### THE RECORDS
+++++

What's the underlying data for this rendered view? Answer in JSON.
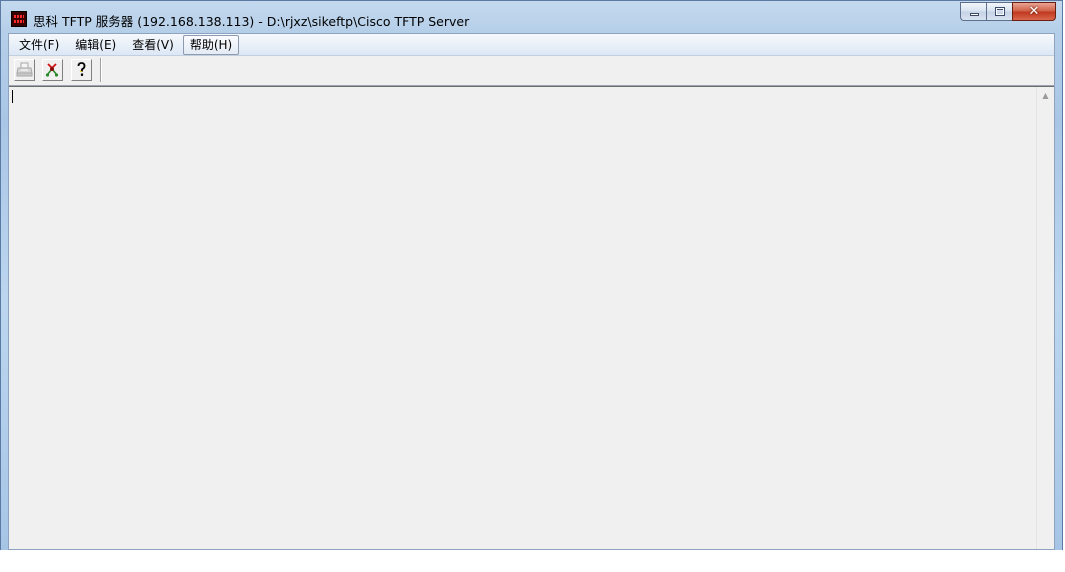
{
  "window": {
    "title": "思科 TFTP 服务器 (192.168.138.113) - D:\\rjxz\\sikeftp\\Cisco TFTP Server",
    "icon": "cisco-tftp-app-icon",
    "caption_buttons": {
      "minimize": "minimize-icon",
      "maximize": "maximize-icon",
      "close_glyph": "✕"
    }
  },
  "menu": {
    "items": [
      {
        "label": "文件(F)"
      },
      {
        "label": "编辑(E)"
      },
      {
        "label": "查看(V)"
      },
      {
        "label": "帮助(H)",
        "active": true
      }
    ]
  },
  "toolbar": {
    "buttons": [
      {
        "icon": "print-icon",
        "enabled": false
      },
      {
        "icon": "options-icon",
        "enabled": true
      },
      {
        "icon": "help-icon",
        "enabled": true
      }
    ]
  },
  "content": {
    "text": "",
    "scroll_up_glyph": "▲"
  },
  "colors": {
    "client_bg": "#f0f0f0",
    "close_button": "#c0391f"
  }
}
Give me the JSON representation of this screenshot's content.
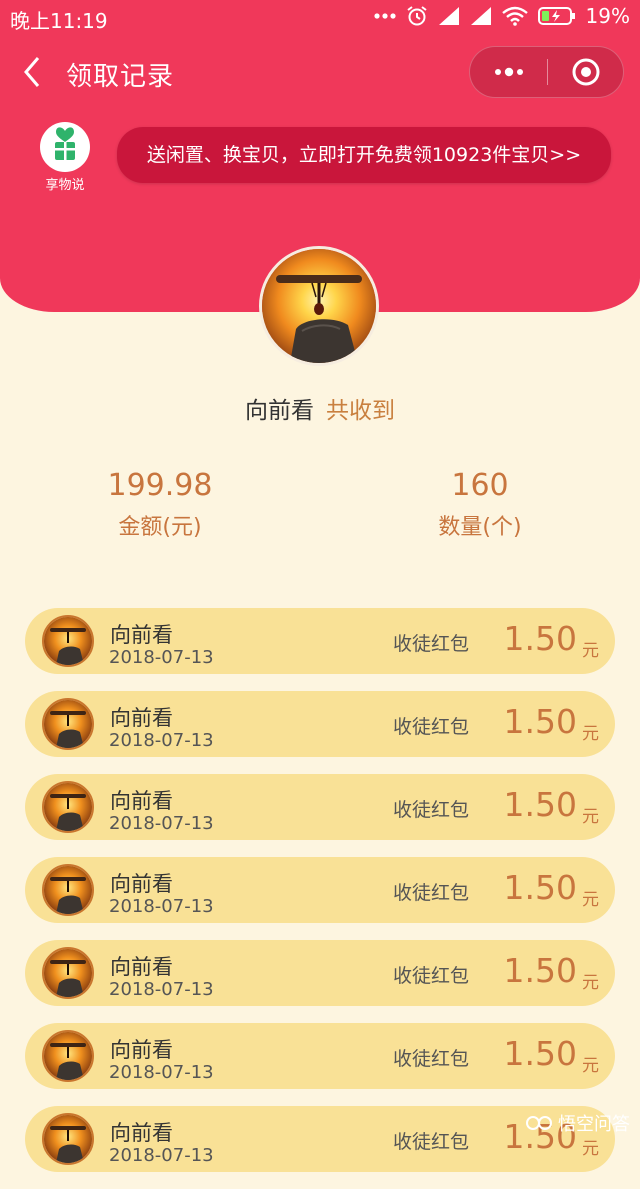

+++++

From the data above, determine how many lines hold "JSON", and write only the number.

2